_What needs to be done_: Return the records that follow unaltered. Omit every picture.

Records drawn from a dataset:
*-*-*

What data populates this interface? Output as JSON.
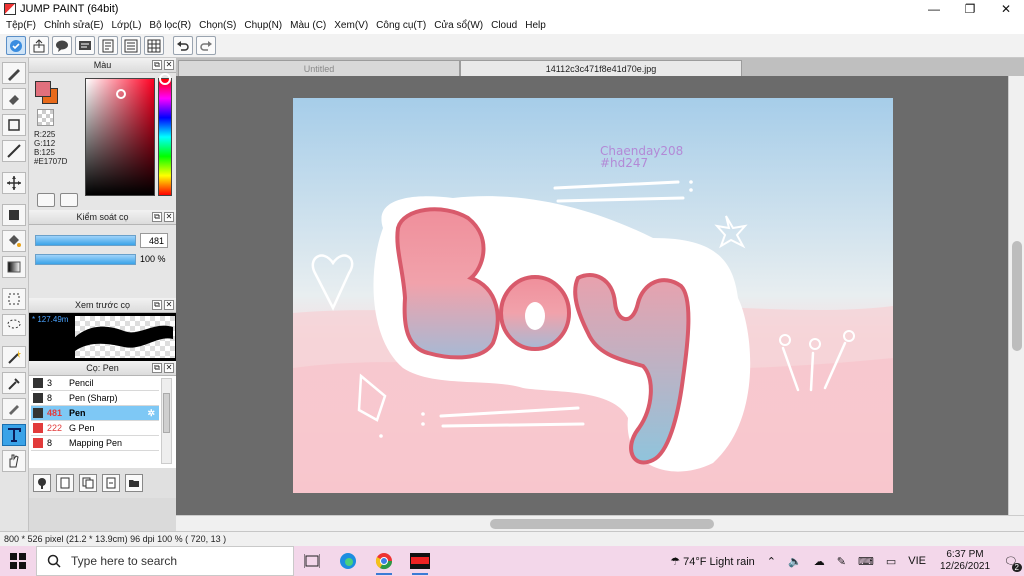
{
  "window": {
    "title": "JUMP PAINT (64bit)",
    "controls": [
      "—",
      "❐",
      "✕"
    ]
  },
  "menu": [
    "Tệp(F)",
    "Chỉnh sửa(E)",
    "Lớp(L)",
    "Bộ lọc(R)",
    "Chọn(S)",
    "Chụp(N)",
    "Màu (C)",
    "Xem(V)",
    "Công cụ(T)",
    "Cửa sổ(W)",
    "Cloud",
    "Help"
  ],
  "panels": {
    "color": {
      "title": "Màu",
      "front_color": "#E1707D",
      "back_color": "#e86a1a",
      "r": "R:225",
      "g": "G:112",
      "b": "B:125",
      "hex": "#E1707D"
    },
    "brush_control": {
      "title": "Kiểm soát cọ",
      "size_value": "481",
      "opacity_value": "100 %"
    },
    "preview": {
      "title": "Xem trước cọ",
      "size_text": "* 127.49m"
    },
    "brush_list": {
      "title": "Cọ: Pen",
      "items": [
        {
          "size": "3",
          "name": "Pencil",
          "color": "#333333",
          "selected": false
        },
        {
          "size": "8",
          "name": "Pen (Sharp)",
          "color": "#333333",
          "selected": false
        },
        {
          "size": "481",
          "name": "Pen",
          "color": "#333333",
          "selected": true
        },
        {
          "size": "222",
          "name": "G Pen",
          "color": "#e23b3b",
          "selected": false
        },
        {
          "size": "8",
          "name": "Mapping Pen",
          "color": "#e23b3b",
          "selected": false
        }
      ]
    }
  },
  "tabs": [
    {
      "label": "Untitled",
      "active": false
    },
    {
      "label": "14112c3c471f8e41d70e.jpg",
      "active": true
    }
  ],
  "artwork": {
    "credit_name": "Chaenday208",
    "credit_tag": "#hd247",
    "word": "Boy"
  },
  "status": {
    "text": "800 * 526 pixel  (21.2 * 13.9cm)  96 dpi  100 %  ( 720, 13 )"
  },
  "taskbar": {
    "search_placeholder": "Type here to search",
    "weather": "74°F  Light rain",
    "lang": "VIE",
    "time": "6:37 PM",
    "date": "12/26/2021",
    "notification_count": "2"
  }
}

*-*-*

_Exercise answer_:
What data populates this interface? Output as JSON.
{
  "window": {
    "title": "JUMP PAINT (64bit)",
    "controls": [
      "—",
      "❐",
      "✕"
    ]
  },
  "menu": [
    "Tệp(F)",
    "Chỉnh sửa(E)",
    "Lớp(L)",
    "Bộ lọc(R)",
    "Chọn(S)",
    "Chụp(N)",
    "Màu (C)",
    "Xem(V)",
    "Công cụ(T)",
    "Cửa sổ(W)",
    "Cloud",
    "Help"
  ],
  "panels": {
    "color": {
      "title": "Màu",
      "front_color": "#E1707D",
      "back_color": "#e86a1a",
      "r": "R:225",
      "g": "G:112",
      "b": "B:125",
      "hex": "#E1707D"
    },
    "brush_control": {
      "title": "Kiểm soát cọ",
      "size_value": "481",
      "opacity_value": "100 %"
    },
    "preview": {
      "title": "Xem trước cọ",
      "size_text": "* 127.49m"
    },
    "brush_list": {
      "title": "Cọ: Pen",
      "items": [
        {
          "size": "3",
          "name": "Pencil",
          "color": "#333333",
          "selected": false
        },
        {
          "size": "8",
          "name": "Pen (Sharp)",
          "color": "#333333",
          "selected": false
        },
        {
          "size": "481",
          "name": "Pen",
          "color": "#333333",
          "selected": true
        },
        {
          "size": "222",
          "name": "G Pen",
          "color": "#e23b3b",
          "selected": false
        },
        {
          "size": "8",
          "name": "Mapping Pen",
          "color": "#e23b3b",
          "selected": false
        }
      ]
    }
  },
  "tabs": [
    {
      "label": "Untitled",
      "active": false
    },
    {
      "label": "14112c3c471f8e41d70e.jpg",
      "active": true
    }
  ],
  "artwork": {
    "credit_name": "Chaenday208",
    "credit_tag": "#hd247",
    "word": "Boy"
  },
  "status": {
    "text": "800 * 526 pixel  (21.2 * 13.9cm)  96 dpi  100 %  ( 720, 13 )"
  },
  "taskbar": {
    "search_placeholder": "Type here to search",
    "weather": "74°F  Light rain",
    "lang": "VIE",
    "time": "6:37 PM",
    "date": "12/26/2021",
    "notification_count": "2"
  }
}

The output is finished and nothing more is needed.